0
4293

That’s the buzzword of the moment : “being ubered”. Since Publicis CEO Maurice Levy coined the word during an interview, there’s not a single week without a paper about it.

But what does “being ubered” really mean ? Some myths and realities.

 

1°) A newcomer enters a market : true

For the time being, all the known cases have been caused by newcomer. But is it the only possible way ? I don’t think so. Nature abhors a vacuum and the inertia of current players leaves a wide empty place for new players on the market. But we can also imagine a visionary leader deciding to “uber” himself. Maybe there are already unnoticed cases because they are about current players ubering themselves. Maybe some markets will never be ubered because the barrier to entry is so high that existing players will have enough time to adapt before newcomers enter.

In short : businesses are being ubered because they did not ubered themselves.

2°) The newcomer is a tech pure player: true

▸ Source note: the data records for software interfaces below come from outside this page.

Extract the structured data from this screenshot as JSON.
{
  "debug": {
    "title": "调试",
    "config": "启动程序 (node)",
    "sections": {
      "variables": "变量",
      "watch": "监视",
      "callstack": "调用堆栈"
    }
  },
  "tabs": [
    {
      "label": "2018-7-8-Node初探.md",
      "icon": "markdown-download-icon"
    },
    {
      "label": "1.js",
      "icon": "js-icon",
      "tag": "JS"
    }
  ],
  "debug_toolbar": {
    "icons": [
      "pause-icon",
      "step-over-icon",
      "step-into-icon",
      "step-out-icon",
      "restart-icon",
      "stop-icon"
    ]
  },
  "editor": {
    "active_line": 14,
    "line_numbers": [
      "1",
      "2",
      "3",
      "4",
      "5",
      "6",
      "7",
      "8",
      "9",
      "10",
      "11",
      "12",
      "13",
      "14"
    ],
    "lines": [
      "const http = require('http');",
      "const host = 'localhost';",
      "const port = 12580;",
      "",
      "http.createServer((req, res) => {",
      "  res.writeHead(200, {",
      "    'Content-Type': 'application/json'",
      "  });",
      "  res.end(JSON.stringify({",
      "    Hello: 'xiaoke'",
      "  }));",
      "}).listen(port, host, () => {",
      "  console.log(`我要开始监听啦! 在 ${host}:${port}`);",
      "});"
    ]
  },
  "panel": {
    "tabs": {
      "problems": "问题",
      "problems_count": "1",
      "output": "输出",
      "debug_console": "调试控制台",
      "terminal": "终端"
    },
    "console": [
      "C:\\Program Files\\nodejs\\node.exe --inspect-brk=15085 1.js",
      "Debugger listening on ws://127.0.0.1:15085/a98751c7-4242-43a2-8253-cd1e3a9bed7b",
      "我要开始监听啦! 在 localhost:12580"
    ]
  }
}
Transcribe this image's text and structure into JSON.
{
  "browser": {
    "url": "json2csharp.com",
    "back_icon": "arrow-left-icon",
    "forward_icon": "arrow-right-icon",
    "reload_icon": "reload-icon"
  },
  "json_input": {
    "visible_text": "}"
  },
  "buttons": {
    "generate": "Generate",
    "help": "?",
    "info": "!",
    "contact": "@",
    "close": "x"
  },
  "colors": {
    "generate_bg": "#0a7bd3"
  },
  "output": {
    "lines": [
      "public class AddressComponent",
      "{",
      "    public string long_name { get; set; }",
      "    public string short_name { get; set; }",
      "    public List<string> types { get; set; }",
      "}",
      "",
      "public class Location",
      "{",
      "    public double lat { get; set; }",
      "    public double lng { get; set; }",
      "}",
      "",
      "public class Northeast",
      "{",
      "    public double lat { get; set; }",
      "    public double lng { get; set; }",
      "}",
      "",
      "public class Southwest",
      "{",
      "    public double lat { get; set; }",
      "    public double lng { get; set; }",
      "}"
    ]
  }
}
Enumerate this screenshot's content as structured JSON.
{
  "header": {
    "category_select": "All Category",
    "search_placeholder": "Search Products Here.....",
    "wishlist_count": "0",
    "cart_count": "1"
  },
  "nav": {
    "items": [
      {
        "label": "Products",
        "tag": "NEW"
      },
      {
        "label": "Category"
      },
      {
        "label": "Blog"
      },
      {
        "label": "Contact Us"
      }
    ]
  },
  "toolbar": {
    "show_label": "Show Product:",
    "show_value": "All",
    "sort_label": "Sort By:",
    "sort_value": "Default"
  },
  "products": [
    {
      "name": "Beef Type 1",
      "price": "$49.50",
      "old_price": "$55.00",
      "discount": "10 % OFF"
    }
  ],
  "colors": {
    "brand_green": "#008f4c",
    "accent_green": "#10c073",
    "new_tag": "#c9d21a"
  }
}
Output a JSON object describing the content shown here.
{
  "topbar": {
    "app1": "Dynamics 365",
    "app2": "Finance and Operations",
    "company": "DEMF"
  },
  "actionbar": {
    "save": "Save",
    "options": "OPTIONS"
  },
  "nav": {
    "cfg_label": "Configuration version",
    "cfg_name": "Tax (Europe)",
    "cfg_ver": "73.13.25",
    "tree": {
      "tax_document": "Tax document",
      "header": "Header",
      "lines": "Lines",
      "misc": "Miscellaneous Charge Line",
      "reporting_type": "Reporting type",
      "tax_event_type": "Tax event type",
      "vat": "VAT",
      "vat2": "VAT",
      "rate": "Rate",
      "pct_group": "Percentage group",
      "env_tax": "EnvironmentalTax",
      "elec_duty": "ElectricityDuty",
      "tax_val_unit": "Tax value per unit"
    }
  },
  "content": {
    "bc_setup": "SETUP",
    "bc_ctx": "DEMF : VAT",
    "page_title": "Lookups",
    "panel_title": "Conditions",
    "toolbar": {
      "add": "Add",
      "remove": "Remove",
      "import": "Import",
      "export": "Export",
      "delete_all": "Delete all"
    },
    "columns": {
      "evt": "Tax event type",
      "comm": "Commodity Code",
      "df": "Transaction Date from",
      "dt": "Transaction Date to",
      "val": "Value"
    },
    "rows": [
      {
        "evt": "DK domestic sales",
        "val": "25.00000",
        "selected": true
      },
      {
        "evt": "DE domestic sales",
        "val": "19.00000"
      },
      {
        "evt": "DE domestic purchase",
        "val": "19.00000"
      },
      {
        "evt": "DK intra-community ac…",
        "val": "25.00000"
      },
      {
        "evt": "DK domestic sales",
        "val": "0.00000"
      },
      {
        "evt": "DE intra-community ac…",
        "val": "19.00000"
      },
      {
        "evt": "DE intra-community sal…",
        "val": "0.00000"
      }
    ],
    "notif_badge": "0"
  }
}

Don’t forget that the newcomers we’re talking about are nothing but intermediation platforms. Uber is not a transportation company and AirBnb is not an hotel chain. They applied the same model to two markets.
Moreover the annuel PWC CEO survey shows it well : CEOs expect new competitors to come from other sectors but in most cases they expect them to come from the technology sector.
3°) The newcomer thinks transverse and positions itself as a service integrator: true
Service integration is the what experiences are built upon and it’s easier for experience companies to move to other markets than for product companies.

 

4°) The newcomer bets on the multitude and scale effects : true
Digital adds two things to the world we used to know : speed and scale. Everything goes faster – even become instant – and the number of people one can reach (or can be reached by or can collide) is potentially unlimited. It’s about hyperscale businesses with huge operating leverage.
On the other side, the challenge for “legacy businesses” is to learn to operate at speed and scale. That’s exactly the reason that made John Chambers drive CISCO’s internal transformation in 2009.
5°) The newcomer disintermediates a market : wrong
Contrary to popular beliefs, markets are not being disintermediate. Newcomers often replace existing intermediaries because of their ability to operate globally and reach a critical size. But they position themselves in other parts of the value chain, higher or lower but never in the middle.
6°) The newcomer brings monopolies down : wrong
It replaces existing ones with new ones. Its ability to operate globally even helps to establish more global monopolies. Until now taxis were local monopolies, tomorrow, uber can become a global one.
This is very well explained by french tech expert Olivier Ezratty: contrary to the startups of the years 90-2000, today’s ones are saturated with cash [Link in french]. The reason : the will to create monopolies from the very beginning of the company. If the market is viable then the company will be nearly alone and the only globally dominating one.
7°) The newcomer “commoditize” work  : true
It’s about intermediation platforms with huge operating leverage and, so, with close to zero marginal cost. The only way to become such a business is to commoditize work to write it off the fixed costs. Work becomes contingent, on demand, the employer-employee relationship disappears and one is paid only when there’s something to do. At least, if necessary. Pushed to the extreme, the business model of such company makes them rely less and less on human work
8°) The newcomer has no tangible assets : true
Uber does not owns cars, AirBnb no hotels. Their assets are their algorithms, customers, data, platform and experience.
So, one can logically wonder about the next step. True disintermediation through platform cooperativism ?